Yet a few designs tend to command most of our attention. It’s no mystery why humbuckers, P-90s, and Fender single-coils are so popular: They sound excellent, perform consistently, and are suitable for many musical styles. But here we’ll sidestep those universally admired classics and focus on a half-dozen great-sounding vintage models from the 1950s and ’60s that have never quite gotten their due.
The good news is, originals tend to appear in relatively affordable guitars. Most are also available in historically accurate modern reproductions, thanks to the efforts of manufacturers who love the old designs enough to resurrect them even though they may never be top sellers. As Curtis Novak, one of the experts I spoke to while preparing this story, said: “I make a killer Strat pickup, but where’s the fun in doing that all day?”

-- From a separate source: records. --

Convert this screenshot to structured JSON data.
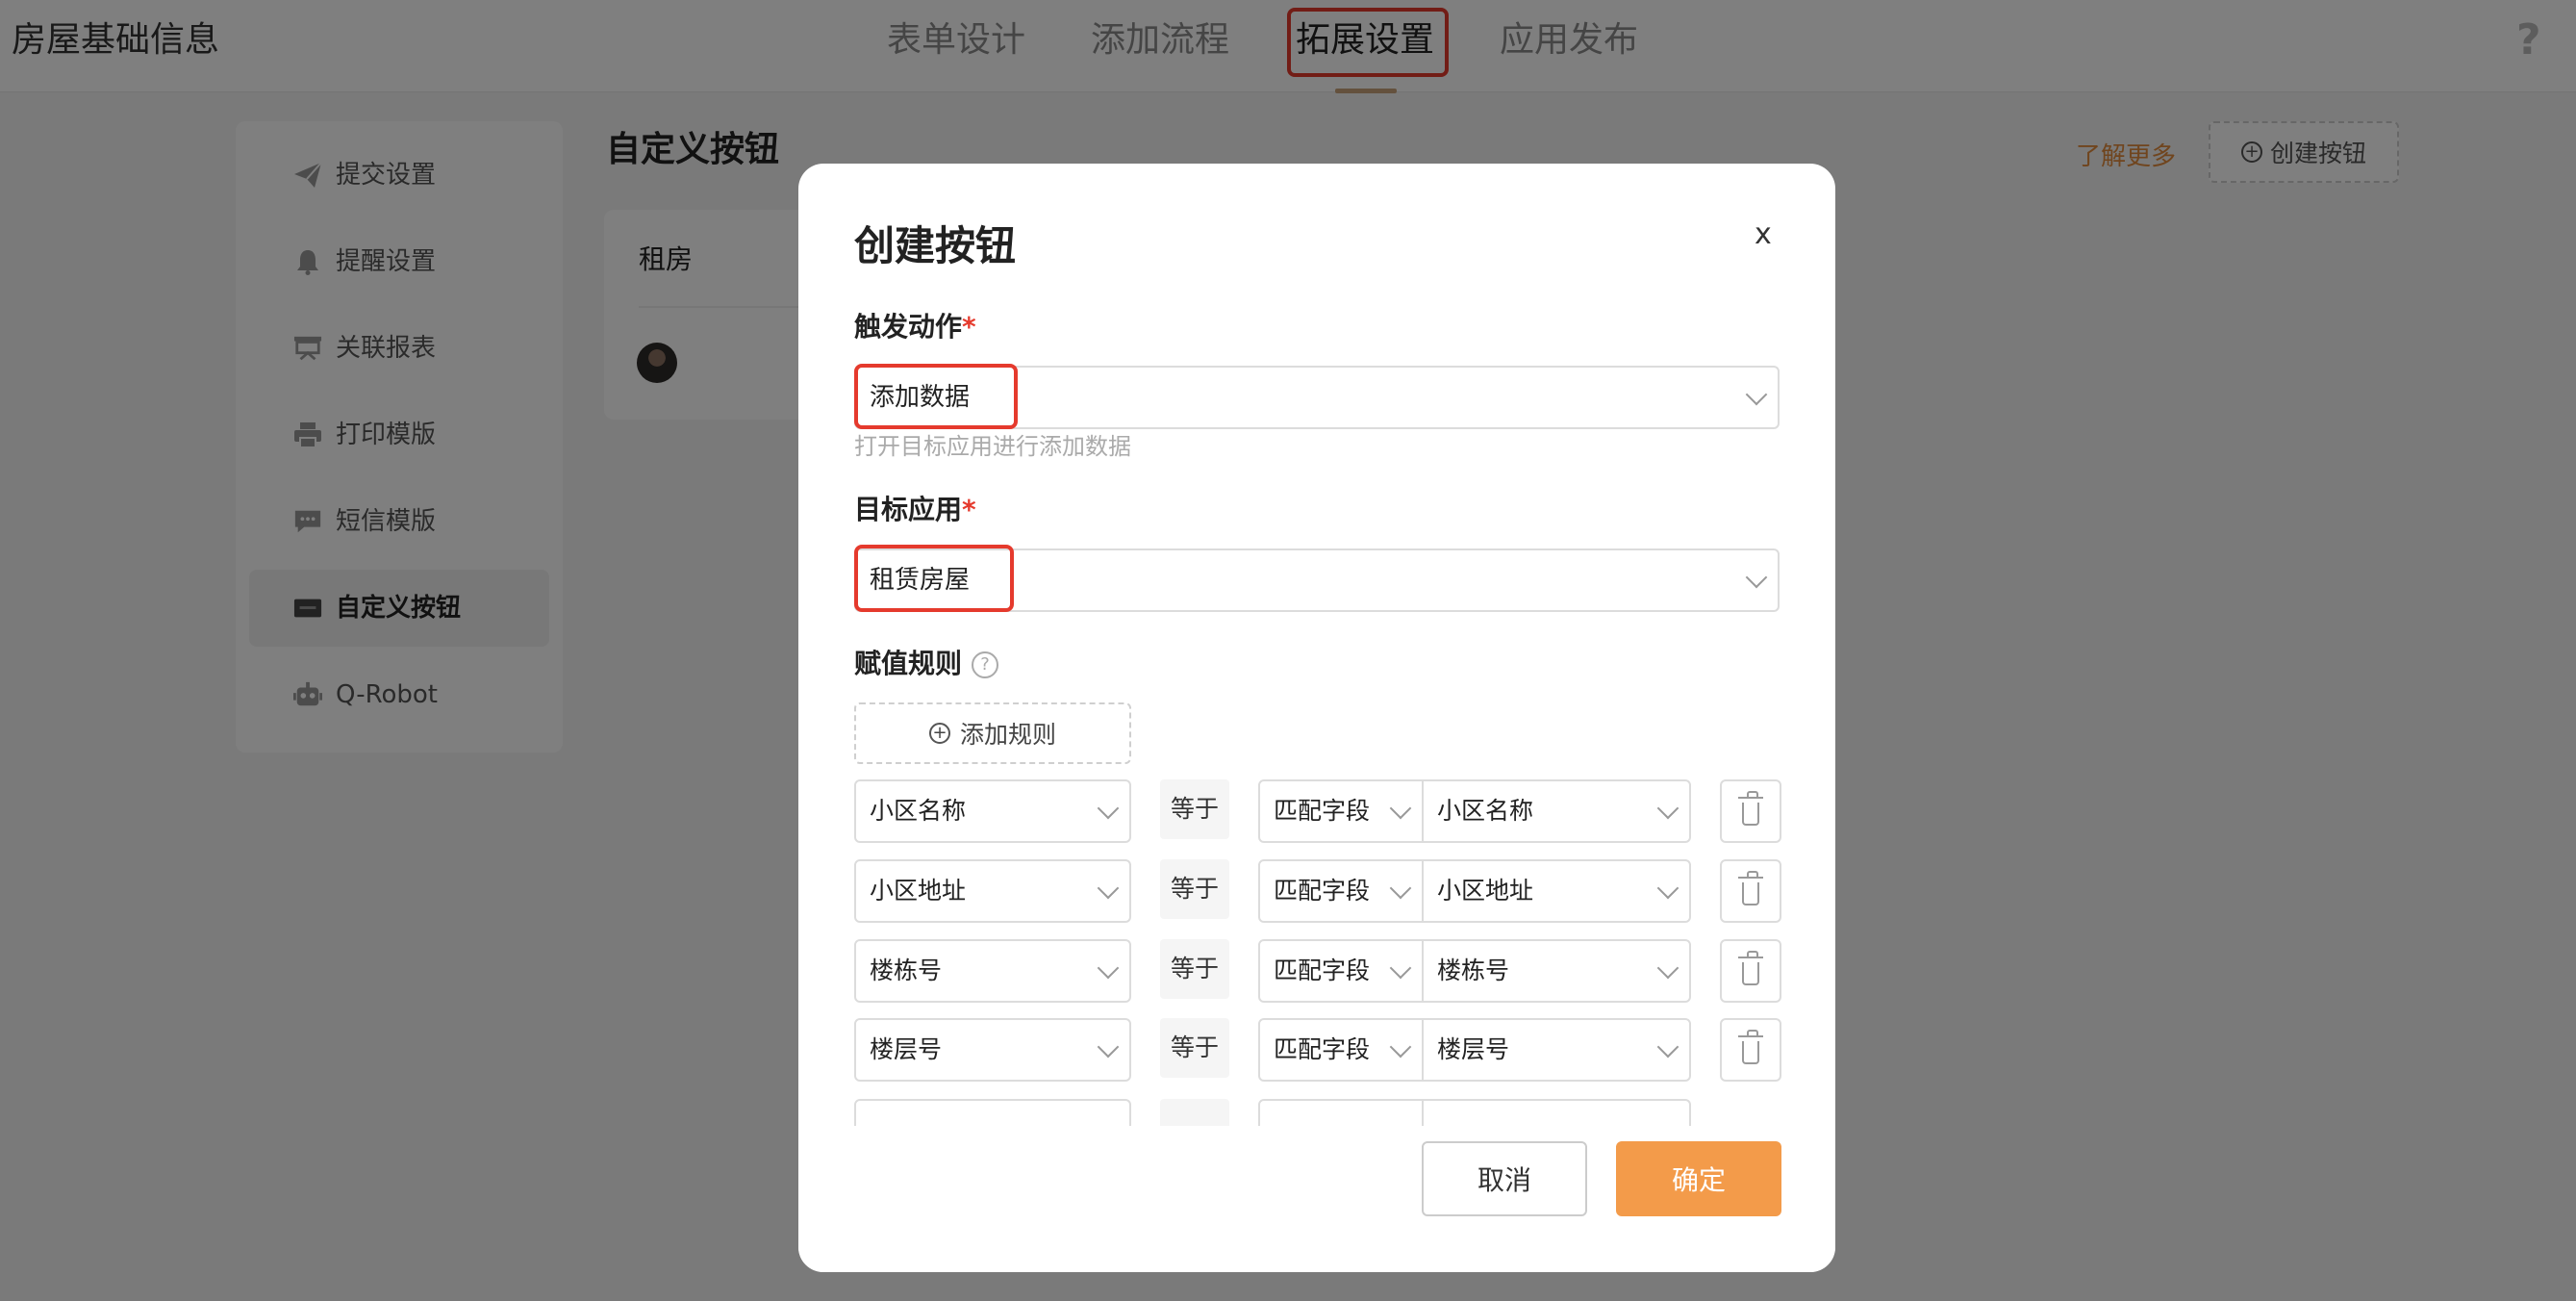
{
  "header": {
    "app_title": "房屋基础信息",
    "tabs": [
      {
        "label": "表单设计"
      },
      {
        "label": "添加流程"
      },
      {
        "label": "拓展设置",
        "active": true
      },
      {
        "label": "应用发布"
      }
    ],
    "help": "?"
  },
  "side_menu": {
    "items": [
      {
        "label": "提交设置",
        "icon": "send-icon"
      },
      {
        "label": "提醒设置",
        "icon": "bell-icon"
      },
      {
        "label": "关联报表",
        "icon": "report-icon"
      },
      {
        "label": "打印模版",
        "icon": "printer-icon"
      },
      {
        "label": "短信模版",
        "icon": "message-icon"
      },
      {
        "label": "自定义按钮",
        "icon": "button-icon",
        "active": true
      },
      {
        "label": "Q-Robot",
        "icon": "robot-icon"
      }
    ]
  },
  "main": {
    "heading": "自定义按钮",
    "learn_more": "了解更多",
    "create_button": "创建按钮",
    "card_title": "租房"
  },
  "modal": {
    "title": "创建按钮",
    "close": "x",
    "trigger": {
      "label": "触发动作",
      "required": "*",
      "value": "添加数据",
      "hint": "打开目标应用进行添加数据"
    },
    "target_app": {
      "label": "目标应用",
      "required": "*",
      "value": "租赁房屋"
    },
    "rules": {
      "label": "赋值规则",
      "help": "?",
      "add_rule": "添加规则",
      "rows": [
        {
          "field": "小区名称",
          "op": "等于",
          "mode": "匹配字段",
          "target": "小区名称"
        },
        {
          "field": "小区地址",
          "op": "等于",
          "mode": "匹配字段",
          "target": "小区地址"
        },
        {
          "field": "楼栋号",
          "op": "等于",
          "mode": "匹配字段",
          "target": "楼栋号"
        },
        {
          "field": "楼层号",
          "op": "等于",
          "mode": "匹配字段",
          "target": "楼层号"
        }
      ]
    },
    "cancel": "取消",
    "confirm": "确定"
  },
  "colors": {
    "accent": "#f39b4a",
    "highlight": "#e53a2d",
    "link": "#e08a3c"
  }
}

Pickups appear in alphabetical order, not ranked by coolness. They’re all cool.